Asar is a Filipino word for “annoying”.

A NOT-SO-BRIEF EXPLANATION: A well-educated 12-year-old like Ulalume using the word “coño” might come as a shock to our Spanish friends, but in the Philippines, it is a derogatory term used to refer to a wealthy Insular Spaniard raised and/or living in a gated community.

The coño are characterized by their use of English and Spanish in daily communication. They awkwardly insert Filipino words in their sentences in an attempt to belong but cannot speak the language fluently even if they’ve spent most of their lives in the Philippines.

Since coño people live cloistered lives inside upper-class communities, they have a limited or perhaps, selective view of reality. They may not be fully aware that they reside in a third-world country and continue to deny the local culture, choosing to uphold the foreign traditions from their “homelands”, e.g. football, Easter egg hunts and Halloween costume parties.

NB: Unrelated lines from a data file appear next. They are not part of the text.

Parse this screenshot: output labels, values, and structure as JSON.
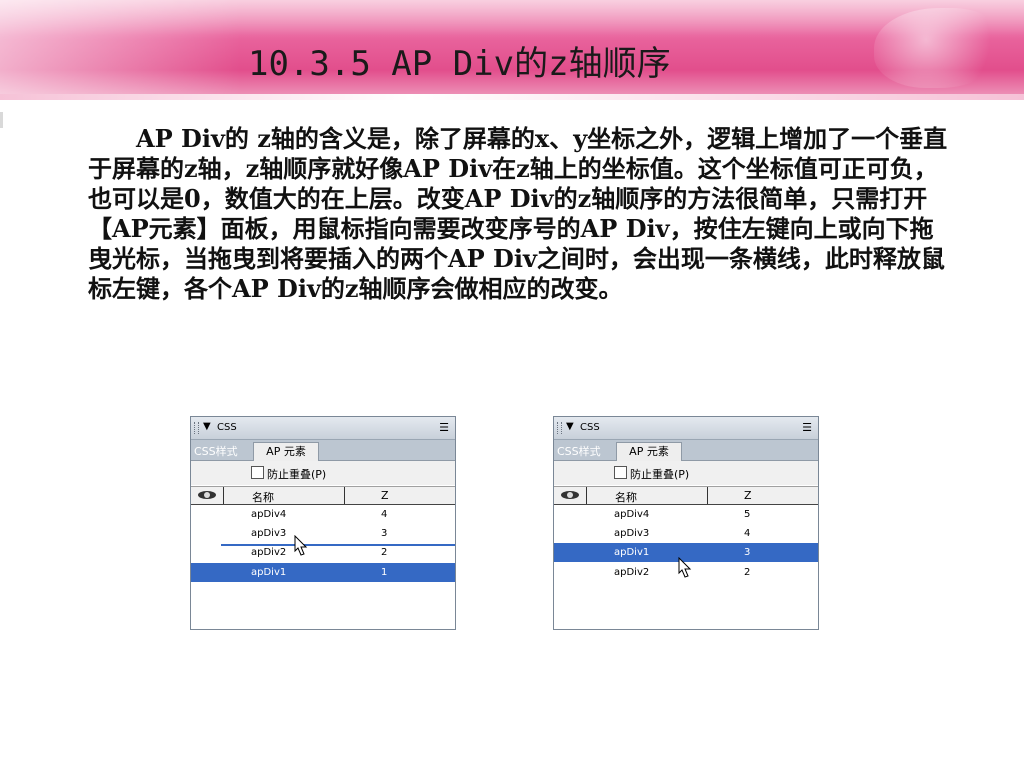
{
  "slide": {
    "title": "10.3.5  AP Div的z轴顺序",
    "body": "AP Div的 z轴的含义是，除了屏幕的x、y坐标之外，逻辑上增加了一个垂直于屏幕的z轴，z轴顺序就好像AP Div在z轴上的坐标值。这个坐标值可正可负，也可以是0，数值大的在上层。改变AP Div的z轴顺序的方法很简单，只需打开【AP元素】面板，用鼠标指向需要改变序号的AP Div，按住左键向上或向下拖曳光标，当拖曳到将要插入的两个AP Div之间时，会出现一条横线，此时释放鼠标左键，各个AP Div的z轴顺序会做相应的改变。"
  },
  "panels": [
    {
      "title": "CSS",
      "tabs": [
        "CSS样式",
        "AP 元素"
      ],
      "option_label": "防止重叠(P)",
      "columns": [
        "名称",
        "Z"
      ],
      "rows": [
        {
          "name": "apDiv4",
          "z": "4",
          "selected": false
        },
        {
          "name": "apDiv3",
          "z": "3",
          "selected": false
        },
        {
          "name": "apDiv2",
          "z": "2",
          "selected": false
        },
        {
          "name": "apDiv1",
          "z": "1",
          "selected": true
        }
      ],
      "icons": [
        "triangle-down-icon",
        "panel-menu-icon",
        "eye-icon",
        "cursor-icon"
      ]
    },
    {
      "title": "CSS",
      "tabs": [
        "CSS样式",
        "AP 元素"
      ],
      "option_label": "防止重叠(P)",
      "columns": [
        "名称",
        "Z"
      ],
      "rows": [
        {
          "name": "apDiv4",
          "z": "5",
          "selected": false
        },
        {
          "name": "apDiv3",
          "z": "4",
          "selected": false
        },
        {
          "name": "apDiv1",
          "z": "3",
          "selected": true
        },
        {
          "name": "apDiv2",
          "z": "2",
          "selected": false
        }
      ],
      "icons": [
        "triangle-down-icon",
        "panel-menu-icon",
        "eye-icon",
        "cursor-icon"
      ]
    }
  ],
  "colors": {
    "header_pink": "#e24e8c",
    "selection_blue": "#3569c4",
    "tab_bar": "#bcc6d1"
  }
}
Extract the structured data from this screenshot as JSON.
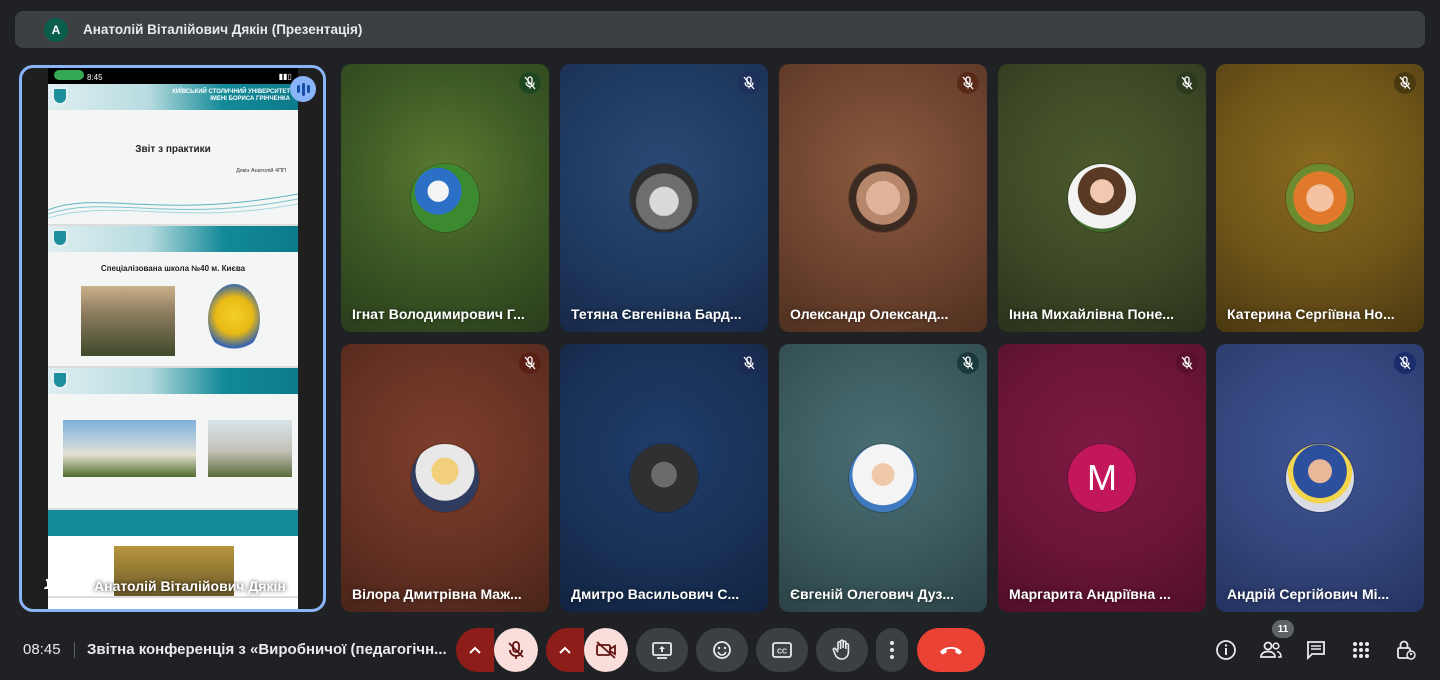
{
  "header": {
    "avatar_letter": "A",
    "title": "Анатолій Віталійович Дякін (Презентація)"
  },
  "presentation": {
    "owner_name": "Анатолій Віталійович Дякін",
    "phone_time": "8:45",
    "slides": [
      {
        "band_text": "КИЇВСЬКИЙ СТОЛИЧНИЙ УНІВЕРСИТЕТ ІМЕНІ БОРИСА ГРІНЧЕНКА",
        "title": "Звіт з практики",
        "author": "Дякін Анатолій 4ПП"
      },
      {
        "title": "Спеціалізована школа №40 м. Києва"
      },
      {
        "title": ""
      },
      {
        "title": ""
      }
    ]
  },
  "participants": [
    {
      "name": "Ігнат Володимирович Г...",
      "mic_color": "#1e4620",
      "bg": "radial-gradient(circle at 50% 40%, #5a7a30 0%, #3d5a25 50%, #2a3d1c 100%)",
      "avatar_type": "photo",
      "avatar_bg": "radial-gradient(circle at 40% 40%, #f4f4f4 0 18%, #2b6fc7 19% 40%, #3b8a2f 41% 100%)"
    },
    {
      "name": "Тетяна Євгенівна Бард...",
      "mic_color": "#1d2f5a",
      "bg": "radial-gradient(circle at 50% 40%, #2a4a74 0%, #1f3a60 55%, #17294a 100%)",
      "avatar_type": "photo",
      "avatar_bg": "radial-gradient(circle at 50% 55%, #d9d9d9 0 28%, #6e6e6e 30% 55%, #2e2e2e 56% 100%)"
    },
    {
      "name": "Олександр Олександ...",
      "mic_color": "#5a2a18",
      "bg": "radial-gradient(circle at 50% 40%, #8a5a3e 0%, #6e4430 55%, #50301f 100%)",
      "avatar_type": "photo",
      "avatar_bg": "radial-gradient(circle at 50% 50%, #e0b39a 0 35%, #b7876c 36% 55%, #3a2a22 56% 100%)"
    },
    {
      "name": "Інна Михайлівна Поне...",
      "mic_color": "#2d3a1e",
      "bg": "radial-gradient(circle at 50% 40%, #4c5a2c 0%, #3d4926 55%, #2a331b 100%)",
      "avatar_type": "photo",
      "avatar_bg": "radial-gradient(circle at 50% 40%, #f1c9b0 0 22%, #5a3a24 23% 45%, #f3f3f3 46% 70%, #3f6b2c 71% 100%)"
    },
    {
      "name": "Катерина Сергіївна Но...",
      "mic_color": "#4a3a10",
      "bg": "radial-gradient(circle at 50% 40%, #8a6a1e 0%, #6e5418 55%, #4a3812 100%)",
      "avatar_type": "photo",
      "avatar_bg": "radial-gradient(circle at 50% 50%, #f2c2a2 0 28%, #e07a2a 29% 55%, #6b8b2e 56% 100%)"
    },
    {
      "name": "Вілора Дмитрівна Маж...",
      "mic_color": "#5a1f14",
      "bg": "radial-gradient(circle at 50% 40%, #7e3e2c 0%, #663224 55%, #4a2419 100%)",
      "avatar_type": "photo",
      "avatar_bg": "radial-gradient(circle at 50% 40%, #f2cf7a 0 25%, #e8e8e8 26% 55%, #2f3c60 56% 100%)"
    },
    {
      "name": "Дмитро Васильович С...",
      "mic_color": "#1b2b52",
      "bg": "radial-gradient(circle at 50% 40%, #1f3c6a 0%, #193257 55%, #112341 100%)",
      "avatar_type": "photo",
      "avatar_bg": "radial-gradient(circle at 50% 45%, #6b6b6b 0 25%, #303030 26% 100%)"
    },
    {
      "name": "Євгеній Олегович Дуз...",
      "mic_color": "#1c3a3e",
      "bg": "radial-gradient(circle at 50% 40%, #4a6e72 0%, #3b5a5e 55%, #2a4245 100%)",
      "avatar_type": "photo",
      "avatar_bg": "radial-gradient(circle at 50% 45%, #f0c9a8 0 22%, #f4f4f4 23% 60%, #3f7ac0 61% 100%)"
    },
    {
      "name": "Маргарита Андріївна ...",
      "mic_color": "#5a0f2c",
      "bg": "radial-gradient(circle at 50% 40%, #7e1a42 0%, #6b1538 55%, #4f0f29 100%)",
      "avatar_type": "letter",
      "letter": "M"
    },
    {
      "name": "Андрій Сергійович Мі...",
      "mic_color": "#1a2c6a",
      "bg": "radial-gradient(circle at 50% 40%, #3e5494 0%, #33467c 55%, #243360 100%)",
      "avatar_type": "photo",
      "avatar_bg": "radial-gradient(circle at 50% 40%, #e8b998 0 22%, #2c4f9e 23% 50%, #f2d54a 51% 60%, #d9dce4 61% 100%)"
    }
  ],
  "bottom": {
    "time": "08:45",
    "meeting_title": "Звітна конференція з «Виробничої (педагогічн...",
    "participants_count": "11",
    "hangup_color": "#ea4335"
  }
}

In an attempt to hide their wealth, coño people dress in simple but unmistakably expensive clothes, not seeming to realize that the casual shirts and khakis they prefer only further accentuate their Caucasian features.

Most coño people have long Spanish names, passed on and retained within their aristocratic families. These are often shortened to outlandishly cute Filipino nicknames like Iñaki, Belay, Kayen or Jijo.

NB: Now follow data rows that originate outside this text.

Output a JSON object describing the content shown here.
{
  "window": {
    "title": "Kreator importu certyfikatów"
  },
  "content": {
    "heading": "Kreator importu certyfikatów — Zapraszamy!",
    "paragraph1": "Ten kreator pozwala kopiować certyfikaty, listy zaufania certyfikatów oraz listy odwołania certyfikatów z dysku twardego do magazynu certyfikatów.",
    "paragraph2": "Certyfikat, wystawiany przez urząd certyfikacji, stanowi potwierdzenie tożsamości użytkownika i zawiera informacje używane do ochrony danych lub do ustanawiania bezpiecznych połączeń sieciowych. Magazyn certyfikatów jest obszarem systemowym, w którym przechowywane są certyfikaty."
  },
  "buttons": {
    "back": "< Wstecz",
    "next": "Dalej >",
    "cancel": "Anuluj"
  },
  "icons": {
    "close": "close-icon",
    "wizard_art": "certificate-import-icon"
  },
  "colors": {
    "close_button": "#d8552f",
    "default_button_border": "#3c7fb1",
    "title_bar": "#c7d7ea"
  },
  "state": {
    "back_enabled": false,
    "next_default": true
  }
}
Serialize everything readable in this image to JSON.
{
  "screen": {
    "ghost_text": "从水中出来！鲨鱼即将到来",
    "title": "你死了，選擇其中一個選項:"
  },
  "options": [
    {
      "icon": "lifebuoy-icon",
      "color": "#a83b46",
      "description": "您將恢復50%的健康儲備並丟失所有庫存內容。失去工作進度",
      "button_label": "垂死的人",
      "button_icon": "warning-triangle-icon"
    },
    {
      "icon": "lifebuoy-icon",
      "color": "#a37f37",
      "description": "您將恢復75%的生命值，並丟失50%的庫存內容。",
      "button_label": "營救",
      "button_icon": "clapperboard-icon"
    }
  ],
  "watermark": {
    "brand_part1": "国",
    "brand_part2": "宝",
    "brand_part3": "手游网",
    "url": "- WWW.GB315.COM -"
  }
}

A coño does not usually know he is coño, like Tonyo.

Don’t get me wrong; we have a lot of coño friends. Tonyo might not be one of them.

Dormitorya Tzara tenants Ulalume and Maven belong to Mistula roadies, Krishna and Tin.

Tita Anj made pasalubong Tonyo’s Volks sneakers. Muchas gracias!